**Assignment**: The lines you need are those holding the word "with"; pull them from the material.
· · ·
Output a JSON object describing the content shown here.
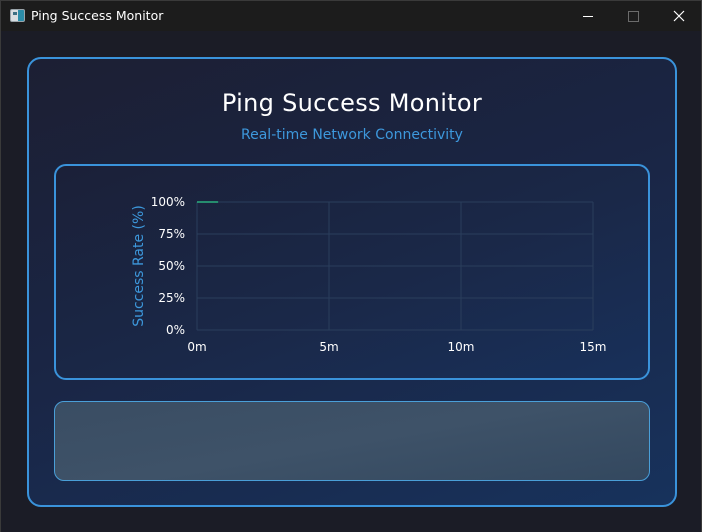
{
  "window": {
    "title": "Ping Success Monitor"
  },
  "header": {
    "title": "Ping Success Monitor",
    "subtitle": "Real-time Network Connectivity"
  },
  "colors": {
    "accent": "#3a93db",
    "line": "#2ecc8a",
    "grid": "#2a3e5c"
  },
  "chart_data": {
    "type": "line",
    "ylabel": "Success Rate (%)",
    "xlabel": "",
    "x_tick_labels": [
      "0m",
      "5m",
      "10m",
      "15m"
    ],
    "y_tick_labels": [
      "100%",
      "75%",
      "50%",
      "25%",
      "0%"
    ],
    "xlim": [
      0,
      15
    ],
    "ylim": [
      0,
      100
    ],
    "grid": true,
    "series": [
      {
        "x": [
          0,
          0.8
        ],
        "y": [
          100,
          100
        ]
      }
    ]
  }
}
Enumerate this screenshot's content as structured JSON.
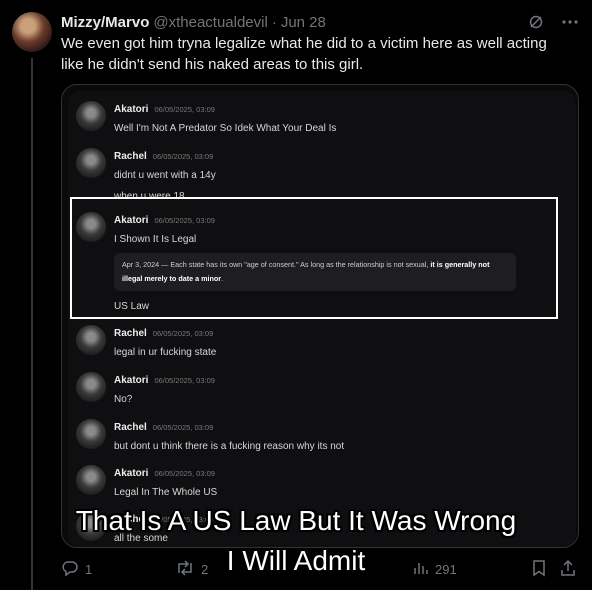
{
  "tweet": {
    "author_name": "Mizzy/Marvo",
    "handle": "@xtheactualdevil",
    "separator": "·",
    "date": "Jun 28",
    "text": "We even got him tryna legalize what he did to a victim here as well acting like he didn't send his naked areas to this girl."
  },
  "chat": {
    "messages": [
      {
        "author": "Akatori",
        "timestamp": "06/05/2025, 03:09",
        "lines": [
          "Well I'm Not A Predator So Idek What Your Deal Is"
        ]
      },
      {
        "author": "Rachel",
        "timestamp": "06/05/2025, 03:09",
        "lines": [
          "didnt u went with a 14y",
          "when u were 18"
        ]
      },
      {
        "author": "Akatori",
        "timestamp": "06/05/2025, 03:09",
        "lines": [
          "I Shown It Is Legal"
        ],
        "quote": {
          "date_prefix": "Apr 3, 2024 — ",
          "text": "Each state has its own \"age of consent.\" As long as the relationship is not sexual, ",
          "bold": "it is generally not illegal merely to date a minor",
          "suffix": "."
        },
        "after": "US Law"
      },
      {
        "author": "Rachel",
        "timestamp": "06/05/2025, 03:09",
        "lines": [
          "legal in ur fucking state"
        ]
      },
      {
        "author": "Akatori",
        "timestamp": "06/05/2025, 03:09",
        "lines": [
          "No?"
        ]
      },
      {
        "author": "Rachel",
        "timestamp": "06/05/2025, 03:09",
        "lines": [
          "but dont u think there is a fucking reason why its not"
        ]
      },
      {
        "author": "Akatori",
        "timestamp": "06/05/2025, 03:09",
        "lines": [
          "Legal In The Whole US"
        ]
      },
      {
        "author": "Rachel",
        "timestamp": "06/05/2025, 03:09",
        "lines": [
          "all the some"
        ]
      }
    ]
  },
  "caption": {
    "line1": "That Is A US Law But It Was Wrong",
    "line2": "I Will Admit"
  },
  "actions": {
    "replies": "1",
    "reposts": "2",
    "views": "291"
  },
  "icons": {
    "grok": "grok-icon",
    "more": "more-icon",
    "reply": "reply-icon",
    "repost": "repost-icon",
    "views": "views-icon",
    "bookmark": "bookmark-icon",
    "share": "share-icon"
  },
  "colors": {
    "background": "#000000",
    "text": "#e7e9ea",
    "muted": "#71767b",
    "highlight_box": "#ffffff"
  }
}
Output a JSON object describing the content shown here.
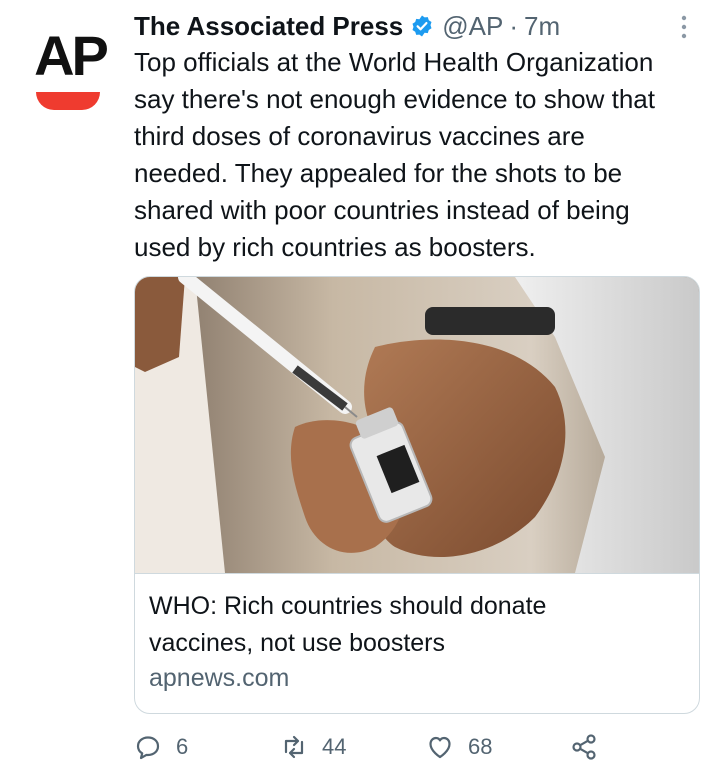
{
  "author": {
    "avatar_text": "AP",
    "display_name": "The Associated Press",
    "handle": "@AP",
    "separator": "·",
    "timestamp": "7m",
    "verified": true
  },
  "tweet": {
    "lines": [
      "Top officials at the World Health Organization",
      "say there's not enough evidence to show that",
      "third doses of coronavirus vaccines are",
      "needed. They appealed for the shots to be",
      "shared with poor countries instead of being",
      "used by rich countries as boosters."
    ]
  },
  "card": {
    "title_lines": [
      "WHO: Rich countries should donate",
      "vaccines, not use boosters"
    ],
    "domain": "apnews.com"
  },
  "actions": {
    "reply_count": "6",
    "retweet_count": "44",
    "like_count": "68"
  },
  "icons": {
    "verified": "verified-badge-icon",
    "more": "more-vertical-icon",
    "reply": "reply-icon",
    "retweet": "retweet-icon",
    "like": "heart-icon",
    "share": "share-icon"
  },
  "colors": {
    "verified": "#1d9bf0",
    "secondary_text": "#536471",
    "brand_red": "#ef3b2f"
  }
}
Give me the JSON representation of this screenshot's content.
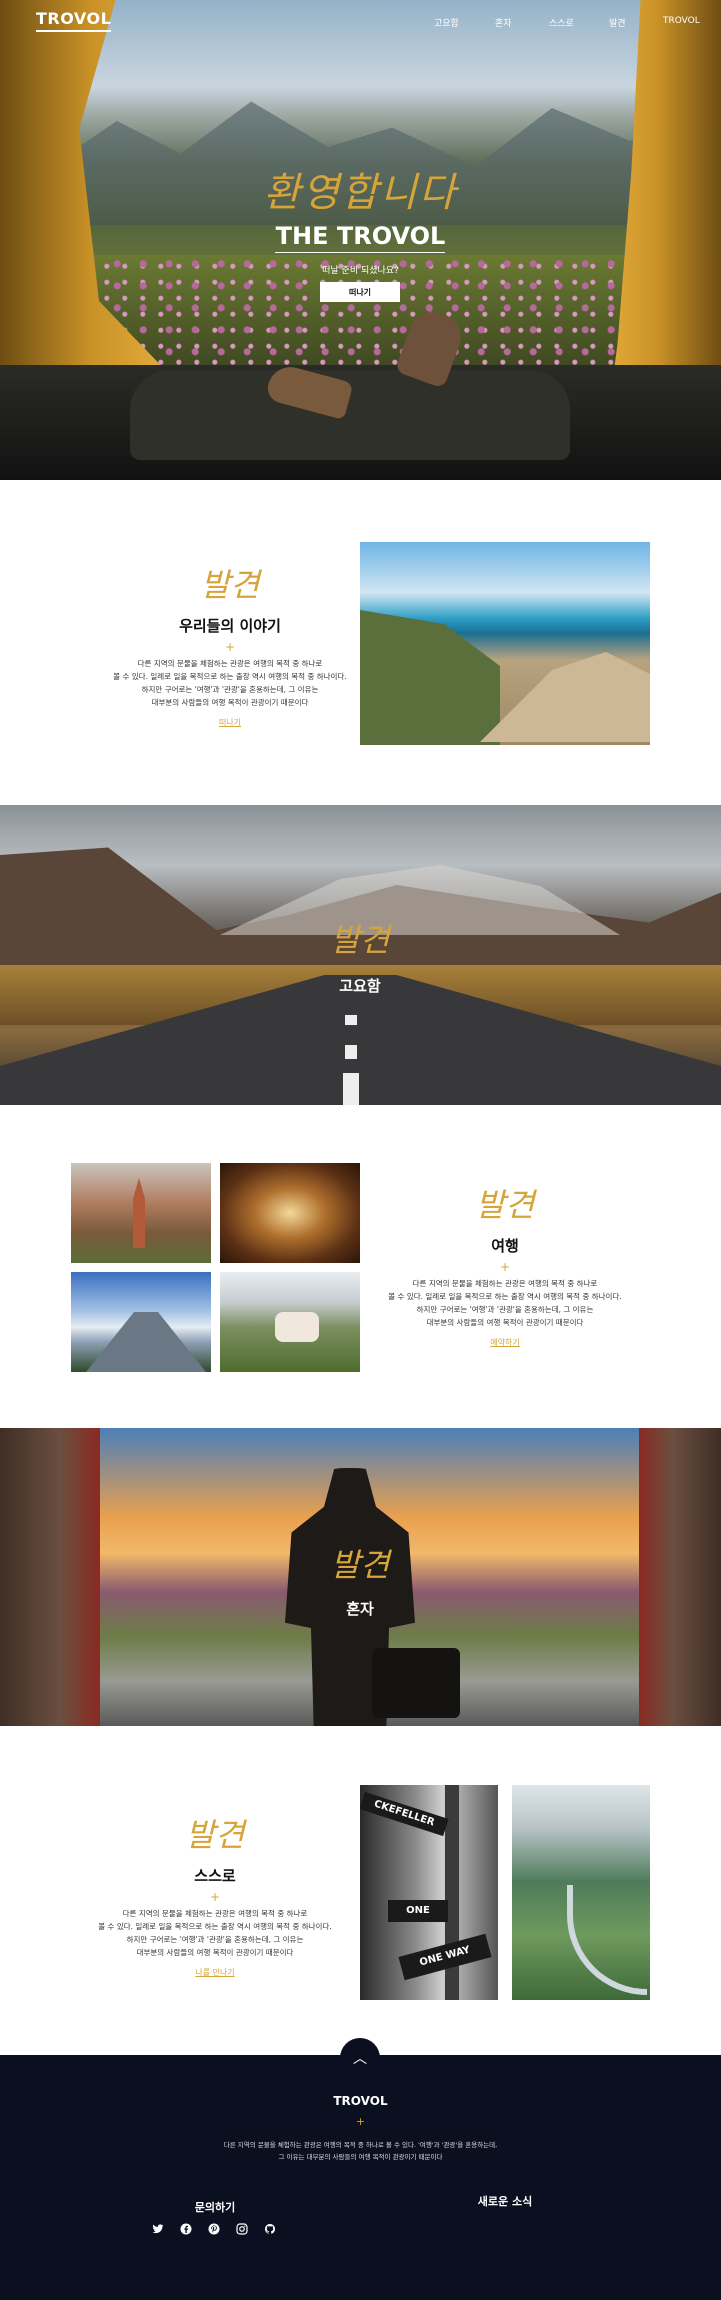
{
  "brand": {
    "logo": "TROVOL"
  },
  "nav": {
    "items": [
      "고요함",
      "혼자",
      "스스로",
      "발견",
      "TROVOL"
    ]
  },
  "hero": {
    "script": "환영합니다",
    "title": "THE TROVOL",
    "subtitle": "떠날 준비 되셨나요?",
    "button": "떠나기"
  },
  "story": {
    "script": "발견",
    "title": "우리들의 이야기",
    "plus": "+",
    "lines": [
      "다른 지역의 문물을 체험하는 관광은 여행의 목적 중 하나로",
      "볼 수 있다. 일례로 일을 목적으로 하는 출장 역시 여행의 목적 중 하나이다.",
      "하지만 구어로는 '여행'과 '관광'을 혼용하는데, 그 이유는",
      "대부분의 사람들의 여행 목적이 관광이기 때문이다"
    ],
    "link": "떠나기"
  },
  "calm": {
    "script": "발견",
    "title": "고요함"
  },
  "travel": {
    "script": "발견",
    "title": "여행",
    "plus": "+",
    "lines": [
      "다른 지역의 문물을 체험하는 관광은 여행의 목적 중 하나로",
      "볼 수 있다. 일례로 일을 목적으로 하는 출장 역시 여행의 목적 중 하나이다.",
      "하지만 구어로는 '여행'과 '관광'을 혼용하는데, 그 이유는",
      "대부분의 사람들의 여행 목적이 관광이기 때문이다"
    ],
    "link": "예약하기"
  },
  "alone": {
    "script": "발견",
    "title": "혼자"
  },
  "self": {
    "script": "발견",
    "title": "스스로",
    "plus": "+",
    "lines": [
      "다른 지역의 문물을 체험하는 관광은 여행의 목적 중 하나로",
      "볼 수 있다. 일례로 일을 목적으로 하는 출장 역시 여행의 목적 중 하나이다.",
      "하지만 구어로는 '여행'과 '관광'을 혼용하는데, 그 이유는",
      "대부분의 사람들의 여행 목적이 관광이기 때문이다"
    ],
    "link": "나를 만나기",
    "signs": [
      "CKEFELLER",
      "ONE",
      "ONE WAY"
    ]
  },
  "footer": {
    "top_button": "︿",
    "logo": "TROVOL",
    "plus": "+",
    "lines": [
      "다른 지역의 문물을 체험하는 관광은 여행의 목적 중 하나로 볼 수 있다. '여행'과 '관광'을 혼용하는데,",
      "그 이유는 대부분의 사람들의 여행 목적이 관광이기 때문이다"
    ],
    "contact_heading": "문의하기",
    "news_heading": "새로운 소식",
    "social_icons": [
      "twitter-icon",
      "facebook-icon",
      "pinterest-icon",
      "instagram-icon",
      "github-icon"
    ]
  },
  "colors": {
    "accent": "#d6a53a",
    "footer_bg": "#0b1020"
  }
}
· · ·
**Exercise result**:
          "didnt u went with a 14y",
      "shared with poor countries instead of being",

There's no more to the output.